## Task to complete
Each entry must come back word for word; drop the images as you go.

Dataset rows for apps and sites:
____________

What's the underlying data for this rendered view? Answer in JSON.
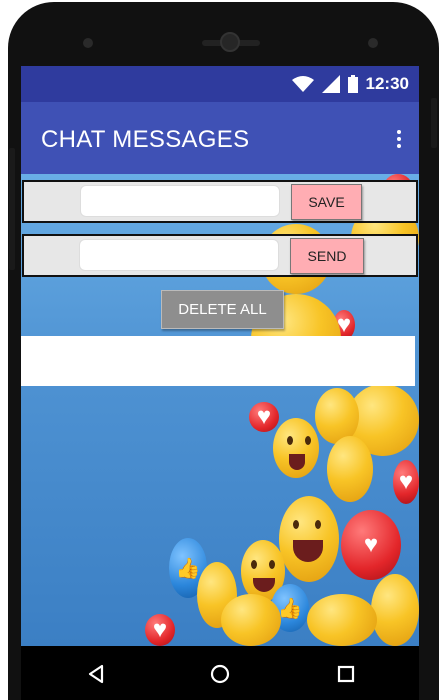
{
  "status_bar": {
    "time": "12:30",
    "icons": [
      "wifi-icon",
      "signal-icon",
      "battery-icon"
    ],
    "color": "#2f3b9e"
  },
  "app_bar": {
    "title": "CHAT MESSAGES",
    "menu_icon": "overflow-menu-icon",
    "color": "#3f51b5"
  },
  "message_row": {
    "value": "",
    "placeholder": "",
    "save_label": "SAVE"
  },
  "send_row": {
    "value": "",
    "placeholder": "",
    "send_label": "SEND"
  },
  "delete_all_label": "DELETE ALL",
  "colors": {
    "button_pink": "#ffadb3",
    "delete_gray": "#8e8e8e",
    "background_blue": "#4f93d3"
  },
  "nav_bar": {
    "items": [
      "back-icon",
      "home-icon",
      "recents-icon"
    ]
  }
}
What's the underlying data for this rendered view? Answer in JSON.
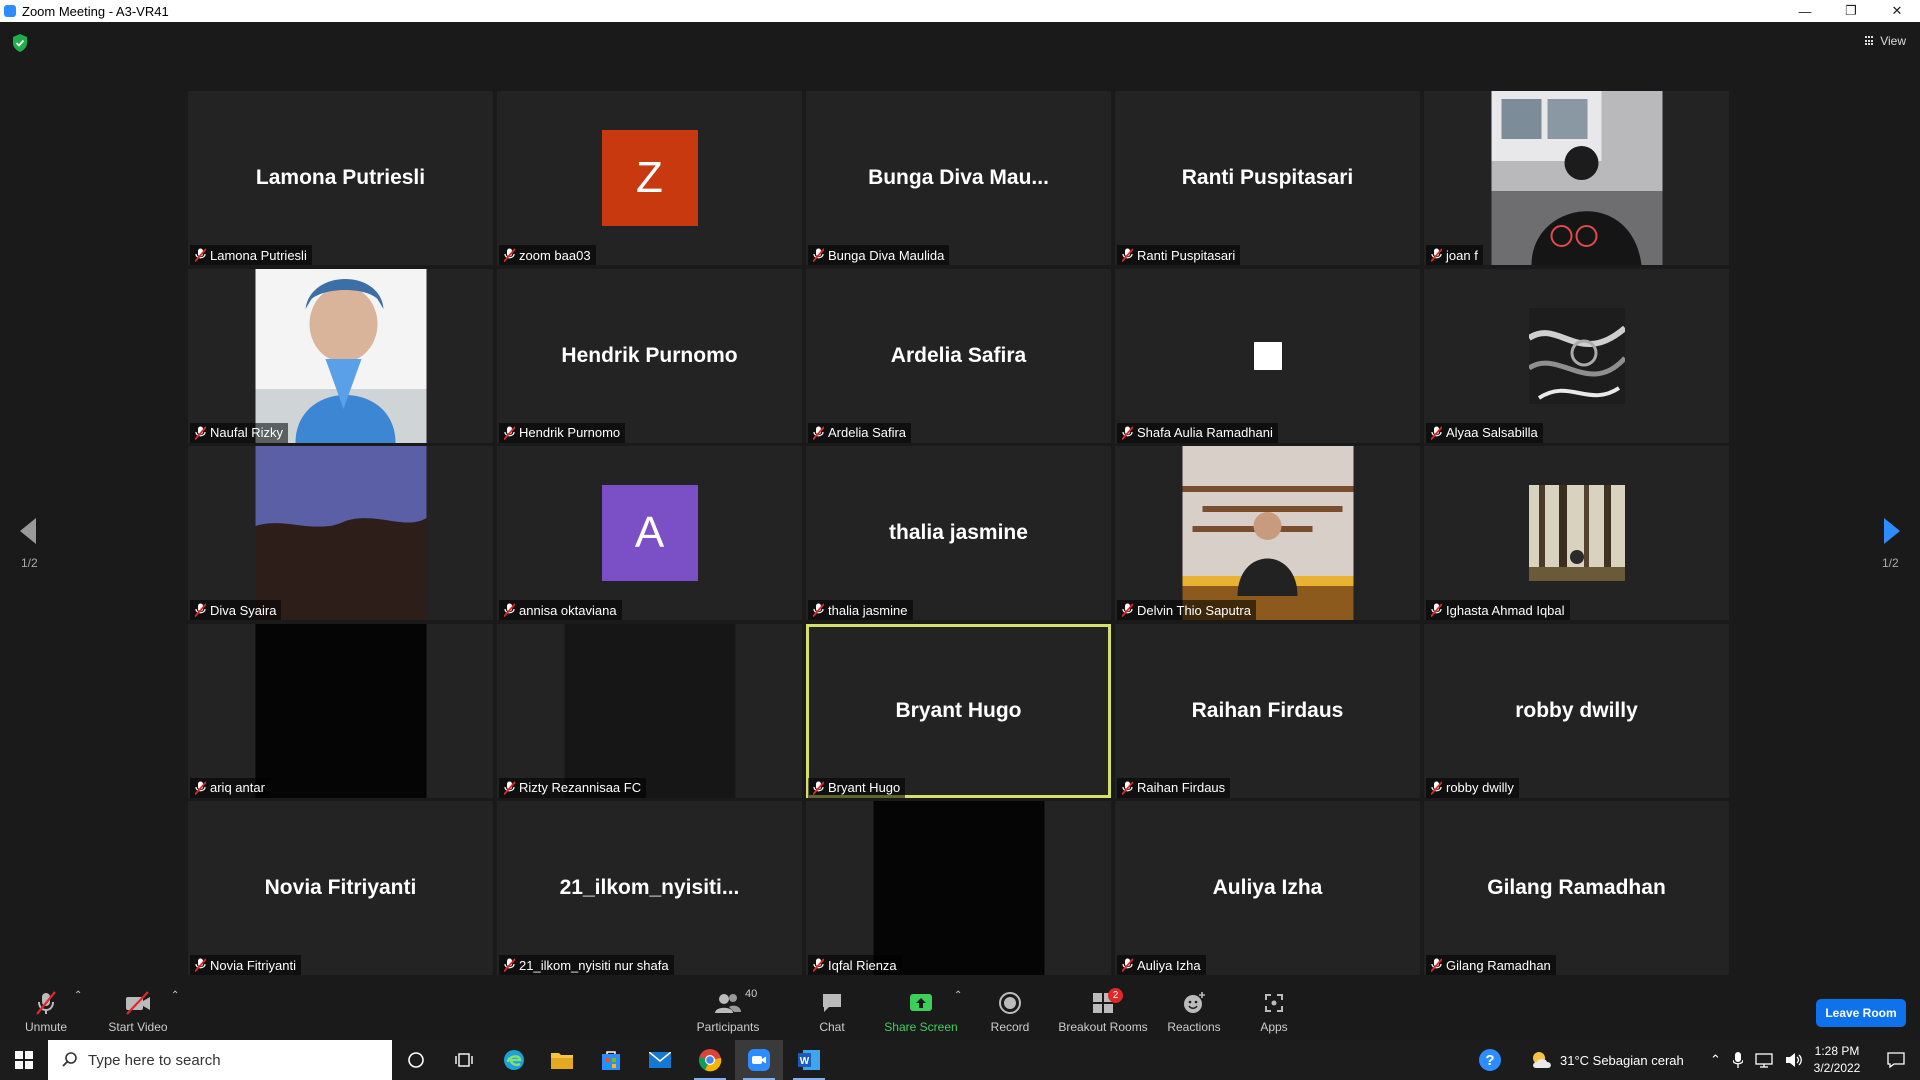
{
  "window": {
    "title": "Zoom Meeting - A3-VR41",
    "view_label": "View"
  },
  "gallery": {
    "page_left": "1/2",
    "page_right": "1/2",
    "tiles": [
      {
        "display": "Lamona Putriesli",
        "name": "Lamona Putriesli",
        "kind": "name"
      },
      {
        "display": "Z",
        "name": "zoom baa03",
        "kind": "avatar",
        "color": "#c9390f"
      },
      {
        "display": "Bunga  Diva  Mau...",
        "name": "Bunga Diva Maulida",
        "kind": "name"
      },
      {
        "display": "Ranti Puspitasari",
        "name": "Ranti Puspitasari",
        "kind": "name"
      },
      {
        "display": "",
        "name": "joan f",
        "kind": "photo-joan"
      },
      {
        "display": "",
        "name": "Naufal Rizky",
        "kind": "photo-naufal"
      },
      {
        "display": "Hendrik Purnomo",
        "name": "Hendrik Purnomo",
        "kind": "name"
      },
      {
        "display": "Ardelia Safira",
        "name": "Ardelia Safira",
        "kind": "name"
      },
      {
        "display": "",
        "name": "Shafa  Aulia Ramadhani",
        "kind": "square"
      },
      {
        "display": "",
        "name": "Alyaa Salsabilla",
        "kind": "photo-alyaa"
      },
      {
        "display": "",
        "name": "Diva Syaira",
        "kind": "photo-diva"
      },
      {
        "display": "A",
        "name": "annisa oktaviana",
        "kind": "avatar",
        "color": "#7b4fc6"
      },
      {
        "display": "thalia jasmine",
        "name": "thalia jasmine",
        "kind": "name"
      },
      {
        "display": "",
        "name": "Delvin Thio Saputra",
        "kind": "photo-delvin"
      },
      {
        "display": "",
        "name": "Ighasta Ahmad Iqbal",
        "kind": "photo-ighasta"
      },
      {
        "display": "",
        "name": "ariq antar",
        "kind": "photo-black"
      },
      {
        "display": "",
        "name": "Rizty Rezannisaa FC",
        "kind": "photo-dark"
      },
      {
        "display": "Bryant Hugo",
        "name": "Bryant Hugo",
        "kind": "name",
        "active": true
      },
      {
        "display": "Raihan Firdaus",
        "name": "Raihan Firdaus",
        "kind": "name"
      },
      {
        "display": "robby dwilly",
        "name": "robby dwilly",
        "kind": "name"
      },
      {
        "display": "Novia Fitriyanti",
        "name": "Novia Fitriyanti",
        "kind": "name"
      },
      {
        "display": "21_ilkom_nyisiti...",
        "name": "21_ilkom_nyisiti nur shafa",
        "kind": "name"
      },
      {
        "display": "",
        "name": "Iqfal Rienza",
        "kind": "photo-black"
      },
      {
        "display": "Auliya Izha",
        "name": "Auliya Izha",
        "kind": "name"
      },
      {
        "display": "Gilang Ramadhan",
        "name": "Gilang Ramadhan",
        "kind": "name"
      }
    ]
  },
  "toolbar": {
    "unmute": "Unmute",
    "start_video": "Start Video",
    "participants": "Participants",
    "participant_count": "40",
    "chat": "Chat",
    "share_screen": "Share Screen",
    "record": "Record",
    "breakout_rooms": "Breakout Rooms",
    "breakout_badge": "2",
    "reactions": "Reactions",
    "apps": "Apps",
    "leave_room": "Leave Room"
  },
  "taskbar": {
    "search_placeholder": "Type here to search",
    "weather": "31°C  Sebagian cerah",
    "time": "1:28 PM",
    "date": "3/2/2022"
  },
  "colors": {
    "share_green": "#3ecf5a",
    "leave_blue": "#0e72ed",
    "active_border": "#d4e06a"
  }
}
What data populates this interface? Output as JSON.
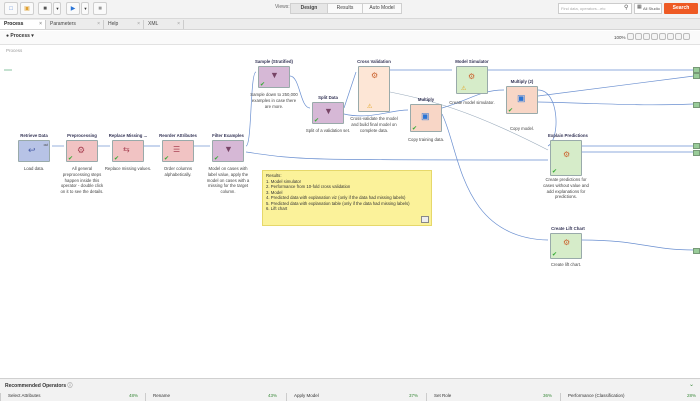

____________

## Reply
What's the underlying data for this rendered view? Answer in JSON.
{
  "status_bar": {
    "time": "12:30",
    "icons": [
      "wifi-icon",
      "signal-icon",
      "battery-icon"
    ],
    "color": "#2f3b9e"
  },
  "app_bar": {
    "title": "CHAT MESSAGES",
    "menu_icon": "overflow-menu-icon",
    "color": "#3f51b5"
  },
  "message_row": {
    "value": "",
    "placeholder": "",
    "save_label": "SAVE"
  },
  "send_row": {
    "value": "",
    "placeholder": "",
    "send_label": "SEND"
  },
  "delete_all_label": "DELETE ALL",
  "colors": {
    "button_pink": "#ffadb3",
    "delete_gray": "#8e8e8e",
    "background_blue": "#4f93d3"
  },
  "nav_bar": {
    "items": [
      "back-icon",
      "home-icon",
      "recents-icon"
    ]
  }
}
What's the underlying data for this rendered view? Answer in JSON.
{
  "window": {
    "title": "Zoom Meeting - A3-VR41",
    "view_label": "View"
  },
  "gallery": {
    "page_left": "1/2",
    "page_right": "1/2",
    "tiles": [
      {
        "display": "Lamona Putriesli",
        "name": "Lamona Putriesli",
        "kind": "name"
      },
      {
        "display": "Z",
        "name": "zoom baa03",
        "kind": "avatar",
        "color": "#c9390f"
      },
      {
        "display": "Bunga  Diva  Mau...",
        "name": "Bunga Diva Maulida",
        "kind": "name"
      },
      {
        "display": "Ranti Puspitasari",
        "name": "Ranti Puspitasari",
        "kind": "name"
      },
      {
        "display": "",
        "name": "joan f",
        "kind": "photo-joan"
      },
      {
        "display": "",
        "name": "Naufal Rizky",
        "kind": "photo-naufal"
      },
      {
        "display": "Hendrik Purnomo",
        "name": "Hendrik Purnomo",
        "kind": "name"
      },
      {
        "display": "Ardelia Safira",
        "name": "Ardelia Safira",
        "kind": "name"
      },
      {
        "display": "",
        "name": "Shafa  Aulia Ramadhani",
        "kind": "square"
      },
      {
        "display": "",
        "name": "Alyaa Salsabilla",
        "kind": "photo-alyaa"
      },
      {
        "display": "",
        "name": "Diva Syaira",
        "kind": "photo-diva"
      },
      {
        "display": "A",
        "name": "annisa oktaviana",
        "kind": "avatar",
        "color": "#7b4fc6"
      },
      {
        "display": "thalia jasmine",
        "name": "thalia jasmine",
        "kind": "name"
      },
      {
        "display": "",
        "name": "Delvin Thio Saputra",
        "kind": "photo-delvin"
      },
      {
        "display": "",
        "name": "Ighasta Ahmad Iqbal",
        "kind": "photo-ighasta"
      },
      {
        "display": "",
        "name": "ariq antar",
        "kind": "photo-black"
      },
      {
        "display": "",
        "name": "Rizty Rezannisaa FC",
        "kind": "photo-dark"
      },
      {
        "display": "Bryant Hugo",
        "name": "Bryant Hugo",
        "kind": "name",
        "active": true
      },
      {
        "display": "Raihan Firdaus",
        "name": "Raihan Firdaus",
        "kind": "name"
      },
      {
        "display": "robby dwilly",
        "name": "robby dwilly",
        "kind": "name"
      },
      {
        "display": "Novia Fitriyanti",
        "name": "Novia Fitriyanti",
        "kind": "name"
      },
      {
        "display": "21_ilkom_nyisiti...",
        "name": "21_ilkom_nyisiti nur shafa",
        "kind": "name"
      },
      {
        "display": "",
        "name": "Iqfal Rienza",
        "kind": "photo-black"
      },
      {
        "display": "Auliya Izha",
        "name": "Auliya Izha",
        "kind": "name"
      },
      {
        "display": "Gilang Ramadhan",
        "name": "Gilang Ramadhan",
        "kind": "name"
      }
    ]
  },
  "toolbar": {
    "unmute": "Unmute",
    "start_video": "Start Video",
    "participants": "Participants",
    "participant_count": "40",
    "chat": "Chat",
    "share_screen": "Share Screen",
    "record": "Record",
    "breakout_rooms": "Breakout Rooms",
    "breakout_badge": "2",
    "reactions": "Reactions",
    "apps": "Apps",
    "leave_room": "Leave Room"
  },
  "taskbar": {
    "search_placeholder": "Type here to search",
    "weather": "31°C  Sebagian cerah",
    "time": "1:28 PM",
    "date": "3/2/2022"
  },
  "colors": {
    "share_green": "#3ecf5a",
    "leave_blue": "#0e72ed",
    "active_border": "#d4e06a"
  }
}
What data populates this interface? Output as JSON.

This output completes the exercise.